(Stored items)
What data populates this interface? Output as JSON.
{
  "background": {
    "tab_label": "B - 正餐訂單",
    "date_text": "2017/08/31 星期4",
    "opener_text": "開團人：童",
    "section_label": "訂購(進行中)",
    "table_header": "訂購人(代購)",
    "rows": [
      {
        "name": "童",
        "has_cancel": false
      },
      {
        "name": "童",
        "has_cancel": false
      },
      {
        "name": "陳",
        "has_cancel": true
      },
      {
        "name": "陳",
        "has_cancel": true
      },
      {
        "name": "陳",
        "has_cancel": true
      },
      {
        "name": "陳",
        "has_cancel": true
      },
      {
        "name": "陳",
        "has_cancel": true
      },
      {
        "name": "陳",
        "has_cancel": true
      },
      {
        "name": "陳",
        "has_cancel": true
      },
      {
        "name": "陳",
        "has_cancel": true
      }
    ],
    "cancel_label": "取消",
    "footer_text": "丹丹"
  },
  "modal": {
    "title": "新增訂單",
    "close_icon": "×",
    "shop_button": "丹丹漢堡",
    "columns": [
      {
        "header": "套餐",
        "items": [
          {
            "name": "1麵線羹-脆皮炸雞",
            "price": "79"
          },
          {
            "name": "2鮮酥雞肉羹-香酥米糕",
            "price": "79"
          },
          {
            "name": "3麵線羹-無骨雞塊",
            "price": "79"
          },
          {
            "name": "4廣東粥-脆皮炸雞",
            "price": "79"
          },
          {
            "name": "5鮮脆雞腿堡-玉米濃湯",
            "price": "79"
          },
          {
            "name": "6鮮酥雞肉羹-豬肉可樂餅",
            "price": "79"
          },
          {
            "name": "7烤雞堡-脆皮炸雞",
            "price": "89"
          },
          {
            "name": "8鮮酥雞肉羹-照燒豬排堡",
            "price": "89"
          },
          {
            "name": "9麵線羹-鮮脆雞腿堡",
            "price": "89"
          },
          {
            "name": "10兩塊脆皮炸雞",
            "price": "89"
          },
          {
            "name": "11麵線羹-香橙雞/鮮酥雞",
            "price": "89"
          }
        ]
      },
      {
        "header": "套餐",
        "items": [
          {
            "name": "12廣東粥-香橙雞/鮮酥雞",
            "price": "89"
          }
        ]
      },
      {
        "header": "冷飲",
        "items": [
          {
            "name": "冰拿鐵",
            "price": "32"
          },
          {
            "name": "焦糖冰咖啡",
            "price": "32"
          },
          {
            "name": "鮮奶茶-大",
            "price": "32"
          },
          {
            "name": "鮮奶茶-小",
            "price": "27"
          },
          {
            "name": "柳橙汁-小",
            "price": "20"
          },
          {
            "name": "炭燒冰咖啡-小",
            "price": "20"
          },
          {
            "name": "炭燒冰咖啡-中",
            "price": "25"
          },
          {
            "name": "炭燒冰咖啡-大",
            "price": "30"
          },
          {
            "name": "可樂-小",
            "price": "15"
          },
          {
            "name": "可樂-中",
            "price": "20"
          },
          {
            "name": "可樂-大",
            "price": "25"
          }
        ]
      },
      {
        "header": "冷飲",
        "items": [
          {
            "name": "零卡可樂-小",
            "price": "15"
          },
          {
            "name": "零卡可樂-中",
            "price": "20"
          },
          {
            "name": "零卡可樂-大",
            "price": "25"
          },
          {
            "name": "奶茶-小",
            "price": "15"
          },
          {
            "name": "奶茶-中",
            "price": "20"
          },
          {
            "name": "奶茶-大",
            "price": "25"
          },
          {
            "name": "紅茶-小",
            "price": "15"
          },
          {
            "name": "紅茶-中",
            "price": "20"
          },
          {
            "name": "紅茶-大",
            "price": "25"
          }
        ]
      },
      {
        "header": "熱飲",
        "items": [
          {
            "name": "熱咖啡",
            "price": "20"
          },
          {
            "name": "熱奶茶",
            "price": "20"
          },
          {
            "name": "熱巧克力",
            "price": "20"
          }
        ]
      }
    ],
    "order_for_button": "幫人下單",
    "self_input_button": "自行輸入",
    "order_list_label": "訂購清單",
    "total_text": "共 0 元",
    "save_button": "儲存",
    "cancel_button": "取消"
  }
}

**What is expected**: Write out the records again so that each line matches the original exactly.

**Exercise response**:
What data populates this interface? Output as JSON.
{
  "background": {
    "tab_label": "B - 正餐訂單",
    "date_text": "2017/08/31 星期4",
    "opener_text": "開團人：童",
    "section_label": "訂購(進行中)",
    "table_header": "訂購人(代購)",
    "rows": [
      {
        "name": "童",
        "has_cancel": false
      },
      {
        "name": "童",
        "has_cancel": false
      },
      {
        "name": "陳",
        "has_cancel": true
      },
      {
        "name": "陳",
        "has_cancel": true
      },
      {
        "name": "陳",
        "has_cancel": true
      },
      {
        "name": "陳",
        "has_cancel": true
      },
      {
        "name": "陳",
        "has_cancel": true
      },
      {
        "name": "陳",
        "has_cancel": true
      },
      {
        "name": "陳",
        "has_cancel": true
      },
      {
        "name": "陳",
        "has_cancel": true
      }
    ],
    "cancel_label": "取消",
    "footer_text": "丹丹"
  },
  "modal": {
    "title": "新增訂單",
    "close_icon": "×",
    "shop_button": "丹丹漢堡",
    "columns": [
      {
        "header": "套餐",
        "items": [
          {
            "name": "1麵線羹-脆皮炸雞",
            "price": "79"
          },
          {
            "name": "2鮮酥雞肉羹-香酥米糕",
            "price": "79"
          },
          {
            "name": "3麵線羹-無骨雞塊",
            "price": "79"
          },
          {
            "name": "4廣東粥-脆皮炸雞",
            "price": "79"
          },
          {
            "name": "5鮮脆雞腿堡-玉米濃湯",
            "price": "79"
          },
          {
            "name": "6鮮酥雞肉羹-豬肉可樂餅",
            "price": "79"
          },
          {
            "name": "7烤雞堡-脆皮炸雞",
            "price": "89"
          },
          {
            "name": "8鮮酥雞肉羹-照燒豬排堡",
            "price": "89"
          },
          {
            "name": "9麵線羹-鮮脆雞腿堡",
            "price": "89"
          },
          {
            "name": "10兩塊脆皮炸雞",
            "price": "89"
          },
          {
            "name": "11麵線羹-香橙雞/鮮酥雞",
            "price": "89"
          }
        ]
      },
      {
        "header": "套餐",
        "items": [
          {
            "name": "12廣東粥-香橙雞/鮮酥雞",
            "price": "89"
          }
        ]
      },
      {
        "header": "冷飲",
        "items": [
          {
            "name": "冰拿鐵",
            "price": "32"
          },
          {
            "name": "焦糖冰咖啡",
            "price": "32"
          },
          {
            "name": "鮮奶茶-大",
            "price": "32"
          },
          {
            "name": "鮮奶茶-小",
            "price": "27"
          },
          {
            "name": "柳橙汁-小",
            "price": "20"
          },
          {
            "name": "炭燒冰咖啡-小",
            "price": "20"
          },
          {
            "name": "炭燒冰咖啡-中",
            "price": "25"
          },
          {
            "name": "炭燒冰咖啡-大",
            "price": "30"
          },
          {
            "name": "可樂-小",
            "price": "15"
          },
          {
            "name": "可樂-中",
            "price": "20"
          },
          {
            "name": "可樂-大",
            "price": "25"
          }
        ]
      },
      {
        "header": "冷飲",
        "items": [
          {
            "name": "零卡可樂-小",
            "price": "15"
          },
          {
            "name": "零卡可樂-中",
            "price": "20"
          },
          {
            "name": "零卡可樂-大",
            "price": "25"
          },
          {
            "name": "奶茶-小",
            "price": "15"
          },
          {
            "name": "奶茶-中",
            "price": "20"
          },
          {
            "name": "奶茶-大",
            "price": "25"
          },
          {
            "name": "紅茶-小",
            "price": "15"
          },
          {
            "name": "紅茶-中",
            "price": "20"
          },
          {
            "name": "紅茶-大",
            "price": "25"
          }
        ]
      },
      {
        "header": "熱飲",
        "items": [
          {
            "name": "熱咖啡",
            "price": "20"
          },
          {
            "name": "熱奶茶",
            "price": "20"
          },
          {
            "name": "熱巧克力",
            "price": "20"
          }
        ]
      }
    ],
    "order_for_button": "幫人下單",
    "self_input_button": "自行輸入",
    "order_list_label": "訂購清單",
    "total_text": "共 0 元",
    "save_button": "儲存",
    "cancel_button": "取消"
  }
}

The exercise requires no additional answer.